The raw truth of Europe’s raw materials – POLITICO | Popgen Tech
Admiral Dennis Blair is the chairman of SAFE, a nonpartisan energy security organization, and a former US director of national intelligence and commander of the US Pacific Command. Robbie Diamond is SAFE’s founder and CEO.
While the world’s eyes were on the United Nations Climate Change Conference COP27 in Egypt, a more low-key bureaucratic gathering took place in Brussels, working to grow the industrial supply chains needed to wean the continent from the most carbon-intensive fuel for both environmental and national security reasons.
Indeed, European Materials Week is now imbued with an added sense of purpose and urgency as Russia’s invasion of Ukraine, and some European Union members’ subsequent inevitable turn to coal to get through the winter, has exposed Europe to the harsh realities of energy security.
Being dependent on unreliable and hostile actors increases the strategic imperative to avoid new dependencies for the critical materials needed to power the green transition with solar panels, advanced batteries and wind turbines – an opportunity and challenge that is likely to be historic. constitutes an inflection point currently being shaped by various converging trends and events.
For one, as a result of recent landmark transatlantic legislation, the United States will now spend hundreds of billions of dollars on sustainable energy initiatives, technologies and supply chains. However, there is understandable consternation that the purchase of tax credits for electric vehicles (EVs) through the new Inflation Reduction Act (IRA) will benefit countries that share a free trade agreement with the United States – excluding those in the EU.
This is unnecessarily restrictive, and the US should include preference for EU and NATO members – however, this does not mean that Europeans should not play a significant role, and reap significant benefits, from partnering with North America to improve its supply chains for raw to diversify material.

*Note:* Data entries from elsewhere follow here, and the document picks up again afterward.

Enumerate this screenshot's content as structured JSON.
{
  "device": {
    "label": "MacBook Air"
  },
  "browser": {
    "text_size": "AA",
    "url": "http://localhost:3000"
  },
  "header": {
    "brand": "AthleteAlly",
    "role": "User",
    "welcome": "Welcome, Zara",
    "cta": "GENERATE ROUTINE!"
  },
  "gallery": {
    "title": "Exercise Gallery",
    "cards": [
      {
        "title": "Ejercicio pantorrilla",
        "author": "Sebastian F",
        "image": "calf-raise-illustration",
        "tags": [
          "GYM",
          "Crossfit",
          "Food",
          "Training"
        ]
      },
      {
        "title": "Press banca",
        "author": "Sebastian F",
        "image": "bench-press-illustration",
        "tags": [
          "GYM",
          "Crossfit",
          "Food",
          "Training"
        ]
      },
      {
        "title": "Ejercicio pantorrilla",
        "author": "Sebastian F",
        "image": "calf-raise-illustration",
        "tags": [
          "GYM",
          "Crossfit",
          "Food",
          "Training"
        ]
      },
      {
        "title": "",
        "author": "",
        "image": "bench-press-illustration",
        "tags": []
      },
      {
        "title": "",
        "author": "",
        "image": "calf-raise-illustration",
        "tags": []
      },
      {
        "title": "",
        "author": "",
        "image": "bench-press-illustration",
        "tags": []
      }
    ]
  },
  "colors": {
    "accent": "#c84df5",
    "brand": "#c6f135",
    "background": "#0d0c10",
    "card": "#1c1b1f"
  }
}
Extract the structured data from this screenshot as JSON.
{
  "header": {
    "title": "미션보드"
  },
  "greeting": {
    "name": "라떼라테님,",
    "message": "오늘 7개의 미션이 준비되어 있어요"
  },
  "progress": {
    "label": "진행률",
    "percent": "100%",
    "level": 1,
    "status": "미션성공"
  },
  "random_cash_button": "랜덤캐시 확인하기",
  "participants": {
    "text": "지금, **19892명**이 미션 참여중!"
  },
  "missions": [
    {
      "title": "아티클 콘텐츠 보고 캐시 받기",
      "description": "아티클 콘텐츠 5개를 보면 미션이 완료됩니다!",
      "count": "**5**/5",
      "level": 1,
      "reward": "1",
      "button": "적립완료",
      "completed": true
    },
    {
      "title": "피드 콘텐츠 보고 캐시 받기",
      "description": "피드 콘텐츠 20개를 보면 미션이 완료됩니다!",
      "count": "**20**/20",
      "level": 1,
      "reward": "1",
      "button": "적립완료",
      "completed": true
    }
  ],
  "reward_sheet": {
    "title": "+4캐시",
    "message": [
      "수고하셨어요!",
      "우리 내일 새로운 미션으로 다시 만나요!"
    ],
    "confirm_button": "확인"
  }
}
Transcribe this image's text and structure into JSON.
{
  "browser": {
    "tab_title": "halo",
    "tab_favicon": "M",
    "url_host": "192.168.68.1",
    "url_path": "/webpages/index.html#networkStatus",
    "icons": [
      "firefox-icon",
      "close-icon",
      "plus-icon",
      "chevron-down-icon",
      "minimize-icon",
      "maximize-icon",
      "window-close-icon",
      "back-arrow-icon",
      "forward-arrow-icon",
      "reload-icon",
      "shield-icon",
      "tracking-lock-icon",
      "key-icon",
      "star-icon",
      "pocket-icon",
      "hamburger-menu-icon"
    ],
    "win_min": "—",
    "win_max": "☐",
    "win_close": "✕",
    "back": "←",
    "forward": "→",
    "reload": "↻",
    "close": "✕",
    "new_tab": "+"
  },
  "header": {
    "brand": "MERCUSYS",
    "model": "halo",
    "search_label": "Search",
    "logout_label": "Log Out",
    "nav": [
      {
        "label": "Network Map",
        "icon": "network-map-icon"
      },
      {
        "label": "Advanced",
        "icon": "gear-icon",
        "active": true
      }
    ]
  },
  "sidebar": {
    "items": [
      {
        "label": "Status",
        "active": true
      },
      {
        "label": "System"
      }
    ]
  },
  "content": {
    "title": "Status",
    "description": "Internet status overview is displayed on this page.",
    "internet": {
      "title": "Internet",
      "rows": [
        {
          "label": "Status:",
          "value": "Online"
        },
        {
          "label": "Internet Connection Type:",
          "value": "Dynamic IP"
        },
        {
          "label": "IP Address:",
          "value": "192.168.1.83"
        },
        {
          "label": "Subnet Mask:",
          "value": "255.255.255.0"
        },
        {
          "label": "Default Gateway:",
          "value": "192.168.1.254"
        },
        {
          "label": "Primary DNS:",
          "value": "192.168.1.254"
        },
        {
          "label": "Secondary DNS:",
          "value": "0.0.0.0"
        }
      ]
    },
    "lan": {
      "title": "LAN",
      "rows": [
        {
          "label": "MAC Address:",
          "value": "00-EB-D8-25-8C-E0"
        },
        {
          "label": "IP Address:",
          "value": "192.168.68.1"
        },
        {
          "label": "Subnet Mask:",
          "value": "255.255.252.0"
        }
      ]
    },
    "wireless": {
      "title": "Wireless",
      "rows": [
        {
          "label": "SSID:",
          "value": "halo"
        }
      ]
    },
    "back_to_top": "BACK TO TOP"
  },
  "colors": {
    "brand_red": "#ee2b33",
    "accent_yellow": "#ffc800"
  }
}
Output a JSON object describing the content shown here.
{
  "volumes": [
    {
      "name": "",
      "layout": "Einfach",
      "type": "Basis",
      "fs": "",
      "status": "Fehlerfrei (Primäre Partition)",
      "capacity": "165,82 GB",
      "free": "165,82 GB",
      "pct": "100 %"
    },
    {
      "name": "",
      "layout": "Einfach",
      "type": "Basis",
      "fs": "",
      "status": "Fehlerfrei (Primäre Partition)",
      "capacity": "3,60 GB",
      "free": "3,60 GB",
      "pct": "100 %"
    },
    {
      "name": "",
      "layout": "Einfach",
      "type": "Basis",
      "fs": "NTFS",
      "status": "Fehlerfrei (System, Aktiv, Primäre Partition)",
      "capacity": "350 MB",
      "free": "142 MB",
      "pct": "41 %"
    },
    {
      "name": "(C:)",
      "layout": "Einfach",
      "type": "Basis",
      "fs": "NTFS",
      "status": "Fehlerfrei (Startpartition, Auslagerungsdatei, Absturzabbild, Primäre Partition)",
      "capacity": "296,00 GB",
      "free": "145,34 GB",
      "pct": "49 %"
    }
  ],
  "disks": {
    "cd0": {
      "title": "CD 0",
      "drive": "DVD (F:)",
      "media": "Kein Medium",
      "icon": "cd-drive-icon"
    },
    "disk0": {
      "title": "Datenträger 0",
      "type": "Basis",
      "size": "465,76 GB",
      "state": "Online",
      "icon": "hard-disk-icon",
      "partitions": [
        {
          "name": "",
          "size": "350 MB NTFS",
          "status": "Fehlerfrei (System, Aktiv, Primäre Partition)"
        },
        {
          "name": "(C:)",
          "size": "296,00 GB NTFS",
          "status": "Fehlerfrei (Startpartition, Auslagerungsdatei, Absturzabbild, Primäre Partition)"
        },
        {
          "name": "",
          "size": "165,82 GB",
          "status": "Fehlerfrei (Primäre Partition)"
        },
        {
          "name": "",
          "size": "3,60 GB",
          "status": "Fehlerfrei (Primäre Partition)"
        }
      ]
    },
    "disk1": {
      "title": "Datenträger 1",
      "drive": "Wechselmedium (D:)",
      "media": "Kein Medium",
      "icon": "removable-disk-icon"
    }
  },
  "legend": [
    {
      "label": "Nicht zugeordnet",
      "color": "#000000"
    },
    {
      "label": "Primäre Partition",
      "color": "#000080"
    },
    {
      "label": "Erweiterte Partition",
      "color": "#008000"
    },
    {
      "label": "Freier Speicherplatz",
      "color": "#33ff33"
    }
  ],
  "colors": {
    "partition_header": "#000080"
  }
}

The EU currently spends tens of billions of euros to subsidize the purchase of EVs, most of which are heavily dependent on Chinese-dominated mining and processing resources. Getting serious about “Made In Europe” means also getting serious about these supply chains. Europe has significant mineral processing capacity, and this could be expanded to loosen China’s grip on — and possible weaponization of — this important phase of the EV battery supply chain.
For example, the EU is already second in global processing capacity for nickel, cobalt and manganese, according to Benchmark Mineral Intelligence. Meanwhile, with limited mining and processing available domestically, many U.S. automakers are now looking for alternative sources of such raw materials so they can qualify for the IRA tax credit. Minerals however withdraw from IRA compliant countries (North America or US Free Trade Agreement partners). process in ever-growing quantities in Europe, and the resulting EV batteries will continue to qualify for the tax credit within the US
In addition, information technology such as blockchain is becoming increasingly available, enabling governments, businesses and consumers to track where materials and components come from – as well as how they are extracted and processed. Thus, democratic nations can agree to condition market access on shared human rights, labor and environmental requirements, effectively creating a “race to the top”, turning high standards into competitive advantage.
Together, the EU and North America account for nearly 45 percent of global GDP, providing enormous leverage. Other nations must either meet these standards – thus increasing their costs and limiting their price advantages – or be excluded. Given today’s supply chain imbalances, the early stage of that transition will not be easy. But if the world’s technologically advanced democracies have the will, and stick together through the preliminary turmoil, the means do exist.
European Commission President Ursula von der Leyen made the same point in her State of the Union address earlier this year, noting that Europe with “like-minded partners” can also ensure labor and environmental standards beyond its borders. We have models of cooperation to build on this – such as the former Trilateral discussions (including the EU, US, Japan – and now also Canada and Australia), which address what “responsible” mining and permits really look like.
Finally, the consequences of Russia’s aggression in Ukraine have also exposed the risks of discarding existing sources of energy too early in the transition to a carbon-neutral economy. Even the most climate-friendly power generation systems will require enormous amounts of energy – mainly electricity. And in this capacity, the US, UK, Canada and Norway have huge natural resources to help end the EU’s dependence on Russia, even if we recognize that this is not a sustainable solution.
These priorities are all consistent with recent European policy initiatives, of REPowerEU – a plan to rapidly reduce dependence on Russian fossil fuels – to the Critical Raw Materials Act. They require widening the opening of our thinking and working together on a comprehensive approach to deliver the EU’s Green Deal and strategic autonomy
President von der Leyen led her speech by calling Russia’s aggression “a war against our energy”, as part of a wider assault on Europe’s economy, values and future. And getting our energy response right will require a shared transatlantic approach to critical raw materials, addressing today’s requirements as part of – and not in conflict with – a prosperous, carbon-neutral future